Let’s look at several key moves and initiatives, recent and older, that IBM has undertaken. The first was the company's investment in its existing range of cloud service offerings. The payback was made apparent when IBM presented the results for the first half of 2013. They announced the IBM cloud business had grown by 70% during the first 6 months of the year. Although the company didn’t reveal the base from which they measured this growth, it is a very sharp and positive increase when many companies are not reporting much growth. IBM is clearly investing in both sales and development to expand and extend its current cloud offerings.

Next, consider what is occurring in the competition to provide cloud services. A recent example is the contest between IBM and Amazon for the CIA Cloud procurement. We discussed this item in some detail here[2]. We will not repeat ourselves. However, it is worth pointing out that of the original five competitors for this contract, three were eliminated or dropped out leaving the two finalists, IBM and Amazon. IBM clearly was out to prove that they were the key competitor to Amazon and they succeeded.

The third item (and probably the most important) was IBM’s purchase of SoftLayer, the world’s largest privately owned cloud company. Although the purchase price was not disclosed, business press rumors put it in the neighborhood of $2 billion. Clearly, this move greatly strengthens IBM’s position in and demonstrates its commitment to the cloud marketplace. We discuss implications of the purchase in a commentary available here[3].
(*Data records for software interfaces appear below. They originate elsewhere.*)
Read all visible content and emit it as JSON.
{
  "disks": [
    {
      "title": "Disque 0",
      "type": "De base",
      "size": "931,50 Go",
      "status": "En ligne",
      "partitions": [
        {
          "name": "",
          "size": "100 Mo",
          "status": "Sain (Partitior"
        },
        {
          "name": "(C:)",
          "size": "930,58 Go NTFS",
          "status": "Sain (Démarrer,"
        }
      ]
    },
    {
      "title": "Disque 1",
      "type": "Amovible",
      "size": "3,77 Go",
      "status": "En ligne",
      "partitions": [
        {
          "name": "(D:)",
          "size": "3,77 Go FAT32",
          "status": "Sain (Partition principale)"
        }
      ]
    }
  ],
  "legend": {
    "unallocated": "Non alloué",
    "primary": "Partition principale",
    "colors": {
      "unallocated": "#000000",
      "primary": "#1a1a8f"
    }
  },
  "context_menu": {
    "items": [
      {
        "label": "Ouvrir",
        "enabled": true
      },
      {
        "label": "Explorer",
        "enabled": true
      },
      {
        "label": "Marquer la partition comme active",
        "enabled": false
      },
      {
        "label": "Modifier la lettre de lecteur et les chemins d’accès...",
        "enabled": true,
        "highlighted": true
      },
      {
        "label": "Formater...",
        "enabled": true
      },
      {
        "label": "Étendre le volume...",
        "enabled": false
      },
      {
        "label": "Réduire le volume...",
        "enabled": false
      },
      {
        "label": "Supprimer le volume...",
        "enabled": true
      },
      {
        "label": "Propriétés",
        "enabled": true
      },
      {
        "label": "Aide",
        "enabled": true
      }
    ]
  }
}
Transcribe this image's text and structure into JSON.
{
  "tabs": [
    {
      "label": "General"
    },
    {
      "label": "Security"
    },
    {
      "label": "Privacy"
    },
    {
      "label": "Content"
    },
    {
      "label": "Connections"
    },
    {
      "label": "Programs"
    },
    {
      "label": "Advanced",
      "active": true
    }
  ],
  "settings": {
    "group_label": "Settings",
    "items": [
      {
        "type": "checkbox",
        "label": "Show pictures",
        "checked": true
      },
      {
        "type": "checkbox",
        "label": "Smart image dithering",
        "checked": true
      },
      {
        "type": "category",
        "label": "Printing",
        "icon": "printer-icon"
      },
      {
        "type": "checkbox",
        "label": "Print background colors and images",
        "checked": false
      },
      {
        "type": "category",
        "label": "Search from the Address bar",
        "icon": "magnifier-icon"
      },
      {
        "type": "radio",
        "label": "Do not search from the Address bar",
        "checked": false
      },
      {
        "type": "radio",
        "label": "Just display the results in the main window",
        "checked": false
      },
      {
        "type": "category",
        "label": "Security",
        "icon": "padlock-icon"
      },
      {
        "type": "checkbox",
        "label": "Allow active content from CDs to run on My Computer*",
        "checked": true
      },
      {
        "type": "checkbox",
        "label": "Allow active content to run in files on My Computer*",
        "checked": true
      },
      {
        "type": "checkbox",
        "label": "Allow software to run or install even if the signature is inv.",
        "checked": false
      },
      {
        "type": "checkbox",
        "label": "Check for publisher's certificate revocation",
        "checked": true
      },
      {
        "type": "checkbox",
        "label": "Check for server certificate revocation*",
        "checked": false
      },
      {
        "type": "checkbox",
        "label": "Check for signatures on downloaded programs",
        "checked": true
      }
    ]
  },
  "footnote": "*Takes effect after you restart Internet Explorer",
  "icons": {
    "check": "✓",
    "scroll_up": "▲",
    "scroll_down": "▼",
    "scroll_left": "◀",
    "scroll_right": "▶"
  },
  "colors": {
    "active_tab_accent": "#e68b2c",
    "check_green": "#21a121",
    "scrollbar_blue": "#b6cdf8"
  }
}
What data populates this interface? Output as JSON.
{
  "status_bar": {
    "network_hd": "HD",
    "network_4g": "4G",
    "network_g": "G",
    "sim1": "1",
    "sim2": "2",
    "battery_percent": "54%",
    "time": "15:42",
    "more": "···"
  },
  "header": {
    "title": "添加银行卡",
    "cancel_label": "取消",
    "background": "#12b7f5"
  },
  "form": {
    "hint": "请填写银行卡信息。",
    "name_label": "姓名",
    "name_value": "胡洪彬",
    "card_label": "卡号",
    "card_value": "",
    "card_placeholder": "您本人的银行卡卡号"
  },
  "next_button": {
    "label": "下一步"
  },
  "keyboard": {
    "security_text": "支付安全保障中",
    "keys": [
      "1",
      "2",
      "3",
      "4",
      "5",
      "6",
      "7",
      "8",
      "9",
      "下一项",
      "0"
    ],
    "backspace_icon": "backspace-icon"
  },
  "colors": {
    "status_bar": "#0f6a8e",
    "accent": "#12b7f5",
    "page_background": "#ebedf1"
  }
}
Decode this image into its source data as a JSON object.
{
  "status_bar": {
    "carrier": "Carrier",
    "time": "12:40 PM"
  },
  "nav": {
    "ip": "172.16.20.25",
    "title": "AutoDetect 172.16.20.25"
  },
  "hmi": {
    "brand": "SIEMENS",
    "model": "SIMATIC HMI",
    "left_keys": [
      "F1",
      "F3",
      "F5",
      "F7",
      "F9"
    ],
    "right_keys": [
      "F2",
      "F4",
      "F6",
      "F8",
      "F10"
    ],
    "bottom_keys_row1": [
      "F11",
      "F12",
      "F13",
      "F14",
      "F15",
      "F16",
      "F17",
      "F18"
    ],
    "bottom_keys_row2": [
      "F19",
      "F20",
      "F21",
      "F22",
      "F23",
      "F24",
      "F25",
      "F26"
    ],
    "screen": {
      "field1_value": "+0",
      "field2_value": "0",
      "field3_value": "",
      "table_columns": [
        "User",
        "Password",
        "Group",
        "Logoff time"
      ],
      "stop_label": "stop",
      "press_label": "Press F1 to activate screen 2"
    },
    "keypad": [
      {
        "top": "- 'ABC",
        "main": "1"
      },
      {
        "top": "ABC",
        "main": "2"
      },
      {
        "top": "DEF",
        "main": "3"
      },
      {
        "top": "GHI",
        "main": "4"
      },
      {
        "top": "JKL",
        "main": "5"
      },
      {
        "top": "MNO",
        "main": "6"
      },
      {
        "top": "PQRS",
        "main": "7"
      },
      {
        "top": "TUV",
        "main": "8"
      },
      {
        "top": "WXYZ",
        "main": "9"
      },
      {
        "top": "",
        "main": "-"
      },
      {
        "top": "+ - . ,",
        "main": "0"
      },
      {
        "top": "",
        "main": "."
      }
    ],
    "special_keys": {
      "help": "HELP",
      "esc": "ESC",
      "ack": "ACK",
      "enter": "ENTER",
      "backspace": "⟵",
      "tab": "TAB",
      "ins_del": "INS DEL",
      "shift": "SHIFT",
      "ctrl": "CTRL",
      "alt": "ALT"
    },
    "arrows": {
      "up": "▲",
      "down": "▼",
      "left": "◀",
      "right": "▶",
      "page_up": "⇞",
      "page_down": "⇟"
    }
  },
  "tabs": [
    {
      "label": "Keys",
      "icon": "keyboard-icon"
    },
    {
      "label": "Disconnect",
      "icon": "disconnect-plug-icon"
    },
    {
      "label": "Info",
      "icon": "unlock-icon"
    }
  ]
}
The final action taken recently by IBM is the announcement of an alliance between IBM and Pivotal. The two companies agreed to cooperate to develop Cloud Foundry as a Platform as a Service[4] (PaaS). With their combined resources added to already existing support, we believe that Cloud Foundry has significant potential to develop into a widely used and influential cloud platform. IBM plans to integrate Cloud Foundry into it’s open cloud architecture. Repeating earlier successful strategies for Linux and OpenStack, IBM will fully support Cloud Foundry as an open, collaborative platform for developing cloud applications. Due to earlier work with Pivotal, IBM has already deployed a lightweight version of WebSphere on the platform. Finally, the two companies and GE are co-hosting Platform: The Cloud Foundry Conference as a community building event for developers of cloud applications on September 8-9 in Santa Clara, CA.[5]

After reviewing these initiatives, there are risks for IBM. One example is the challenge of integrating the staff of acquired companies i.e. SoftLayer, into IBM without demoralizing them or reducing their marketplace momentum. IBM must also integrate products, strategies and messaging into existing IBM versions of these. If they meet these and other implementation challenges, IBM can establish itself as the key Amazon competitor as the cloud market grows and matures.

[1] In fact, such early movers as DEC, SCO, etc. failed long ago.
[4] Pivotal’s announcement  of the IBM  agreement: 
[5]  See more details here: